Last minute check! If I haven’t scared you away from every buying a home with all of my financial mumbo-jumbo, you might just be committed enough to make the big purchase. Here are 2 final questions to ask yourself before you start the actual home-buying process?
1. Why do I want to own my own home? The cliche answer is: because it’s an investment. We all know that renting is a pure expense; you can pay your rent for years but you never actually own the home you live in. Home-ownership is great because there’s an end in sight. Once you pay-off your mortgage, you OWN the house. But why is that important to you? Is it more important than being able to travel abroad a couple times a year? Is it more important than being able to strike out on your own and start a new business any time you get a good idea? We don’t live in the 17th century any more when you had to be a land-owner to be able to vote or do anything cool. Erik said he often gets people in his office applying for a mortgage loan just because they think it’s the “next step after marriage.” Don’t let peer pressure get to you – if you’re happy in your rental that’s ok! If you’re young but dream of leaving your small one-bedroom for a place of your own even though none of your friends are home-owners, that’s fine too! Just be sure you’re buying a home because YOU want to, not because you think it’s what you should be doing.

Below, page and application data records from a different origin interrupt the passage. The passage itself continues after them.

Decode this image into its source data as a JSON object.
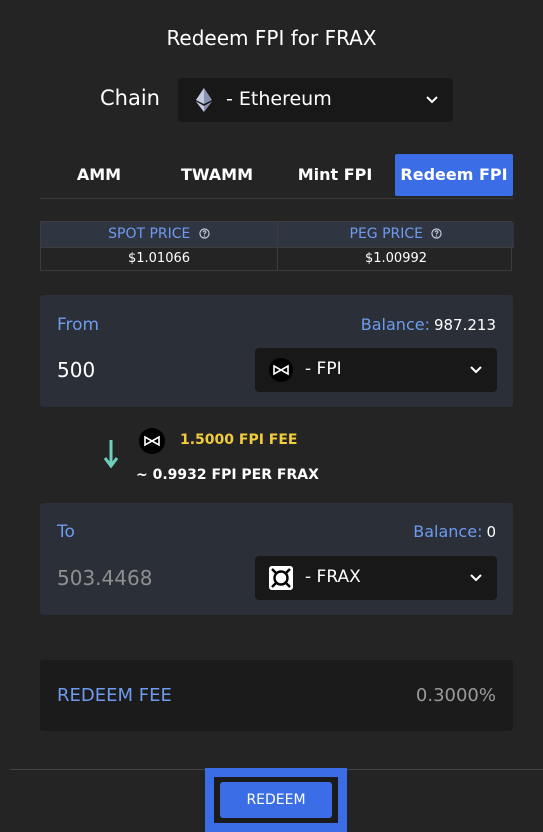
{
  "title": "Redeem FPI for FRAX",
  "chain": {
    "label": "Chain",
    "value": "- Ethereum",
    "icon": "ethereum-icon"
  },
  "tabs": [
    {
      "label": "AMM",
      "active": false
    },
    {
      "label": "TWAMM",
      "active": false
    },
    {
      "label": "Mint FPI",
      "active": false
    },
    {
      "label": "Redeem FPI",
      "active": true
    }
  ],
  "prices": {
    "spot_label": "SPOT PRICE",
    "spot_value": "$1.01066",
    "peg_label": "PEG PRICE",
    "peg_value": "$1.00992"
  },
  "from": {
    "label": "From",
    "balance_label": "Balance:",
    "balance_value": "987.213",
    "amount": "500",
    "token": "- FPI",
    "token_icon": "fpi-icon"
  },
  "fee_info": {
    "fee": "1.5000 FPI FEE",
    "rate": "~ 0.9932 FPI PER FRAX",
    "arrow_icon": "arrow-down-icon"
  },
  "to": {
    "label": "To",
    "balance_label": "Balance:",
    "balance_value": "0",
    "amount": "503.4468",
    "token": "- FRAX",
    "token_icon": "frax-icon"
  },
  "redeem_fee": {
    "label": "REDEEM FEE",
    "value": "0.3000%"
  },
  "redeem_button": "REDEEM",
  "colors": {
    "accent": "#3b6ee6",
    "label_blue": "#6f9bef",
    "fee_yellow": "#f2cc3b",
    "panel": "#2a2f38",
    "background": "#242424"
  }
}
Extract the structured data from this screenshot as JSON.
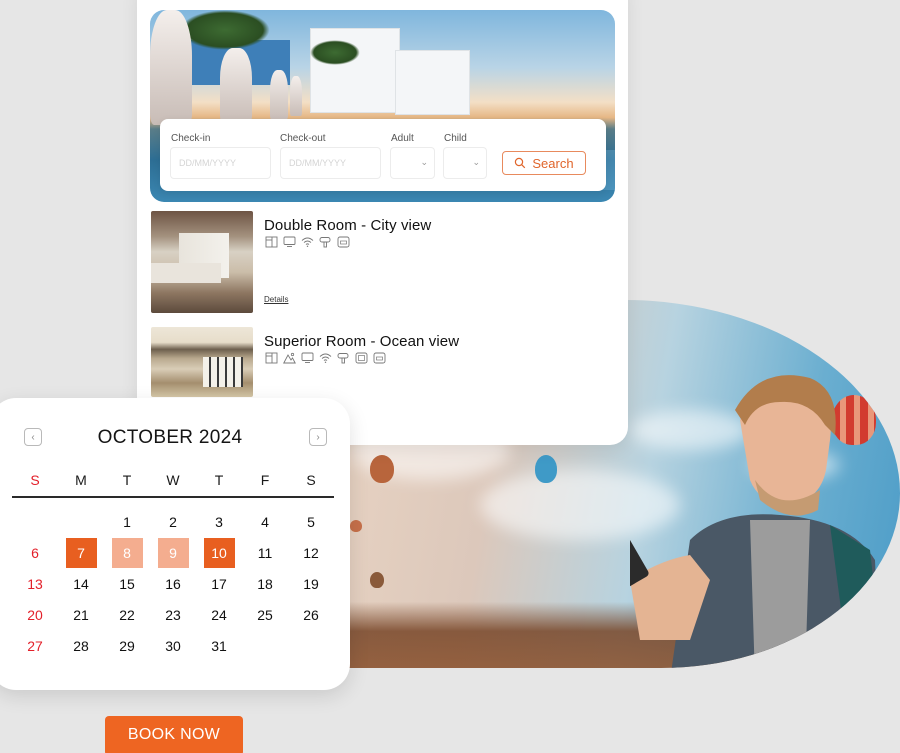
{
  "booking_form": {
    "checkin": {
      "label": "Check-in",
      "placeholder": "DD/MM/YYYY",
      "value": ""
    },
    "checkout": {
      "label": "Check-out",
      "placeholder": "DD/MM/YYYY",
      "value": ""
    },
    "adult": {
      "label": "Adult",
      "value": ""
    },
    "child": {
      "label": "Child",
      "value": ""
    },
    "search_label": "Search"
  },
  "rooms": [
    {
      "title": "Double Room - City view",
      "amenities": [
        "minibar-icon",
        "tv-icon",
        "wifi-icon",
        "hairdryer-icon",
        "air-conditioning-icon"
      ],
      "details_label": "Details"
    },
    {
      "title": "Superior Room - Ocean view",
      "amenities": [
        "minibar-icon",
        "mountain-view-icon",
        "tv-icon",
        "wifi-icon",
        "hairdryer-icon",
        "safe-icon",
        "air-conditioning-icon"
      ]
    }
  ],
  "calendar": {
    "title": "OCTOBER 2024",
    "prev_icon": "chevron-left-icon",
    "next_icon": "chevron-right-icon",
    "weekdays": [
      "S",
      "M",
      "T",
      "W",
      "T",
      "F",
      "S"
    ],
    "weeks": [
      [
        "",
        "",
        "1",
        "2",
        "3",
        "4",
        "5"
      ],
      [
        "6",
        "7",
        "8",
        "9",
        "10",
        "11",
        "12"
      ],
      [
        "13",
        "14",
        "15",
        "16",
        "17",
        "18",
        "19"
      ],
      [
        "20",
        "21",
        "22",
        "23",
        "24",
        "25",
        "26"
      ],
      [
        "27",
        "28",
        "29",
        "30",
        "31",
        "",
        ""
      ]
    ],
    "selected_start": "7",
    "selected_end": "10",
    "in_range": [
      "8",
      "9"
    ]
  },
  "book_now_label": "BOOK NOW",
  "colors": {
    "accent": "#ee6522",
    "range": "#f4ad8f",
    "sunday": "#e3202a"
  }
}
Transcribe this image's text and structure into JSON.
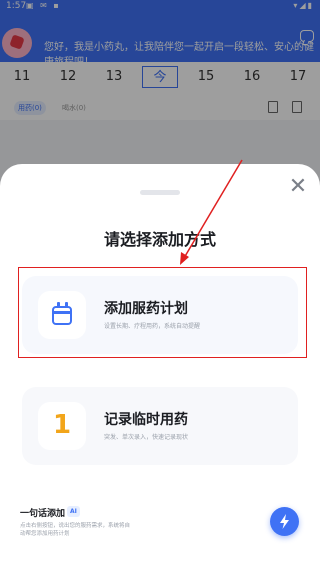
{
  "status_bar": {
    "time": "1:57",
    "left_icons": "▣ ✉ ▪",
    "right_icons": "▾◢▮"
  },
  "header": {
    "greeting": "您好，我是小药丸，让我陪伴您一起开启一段轻松、安心的健康旅程吧！"
  },
  "date_strip": {
    "dates": [
      "11",
      "12",
      "13",
      "今",
      "15",
      "16",
      "17"
    ],
    "selected": "今"
  },
  "med_tabs": {
    "tabs": [
      "用药(0)",
      "喝水(0)"
    ]
  },
  "sheet": {
    "title": "请选择添加方式",
    "close_glyph": "✕",
    "options": [
      {
        "title": "添加服药计划",
        "subtitle": "设置长期、疗程用药，系统自动提醒",
        "icon": "calendar-icon"
      },
      {
        "title": "记录临时用药",
        "subtitle": "突发、单次录入，快速记录现状",
        "icon": "number-one-icon",
        "icon_text": "1"
      }
    ],
    "quick_add": {
      "title": "一句话添加",
      "badge": "AI",
      "desc": "点击右侧按钮，说出您的服药需求，系统将自动帮您添加用药计划"
    },
    "fab_icon": "lightning-icon"
  },
  "colors": {
    "brand": "#3f72f5",
    "accent_orange": "#f2a51a",
    "highlight_red": "#e02020"
  }
}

2. Can you pay for everything going on inside your home?
Once you stop renting, YOU become the landlord. Can you pay to clean your furnace, get new tiling in the bathroom, repair a light fixture, etc. Can you pay to furnish all of your rooms? Your old hand-me-down furniture from your apartment might not look right in your brand new home, but can you pay to get a new couch, kitchen table, beds, bedding, light fixtures, kitchen supplies, chairs, and more all at once? Buying the actual house is one expense, making it liveable is another. If you don’t want to spend a chunk of your paycheck every month at Lowe’s, reconsidering owning your own place might be a good idea. If you’re Mr. Fix-It and can’t wait to decorate, you’re ready for the next step in the home-buying process.
Coming to the KelseyatCascoFCU Blog soon . . . I’m ready to buy a house – WHAT NOW?! In my next blog I will give simple steps and tips for how to get pre-approved for a mortgage loan, how to shop smart, and what to expect at a closing.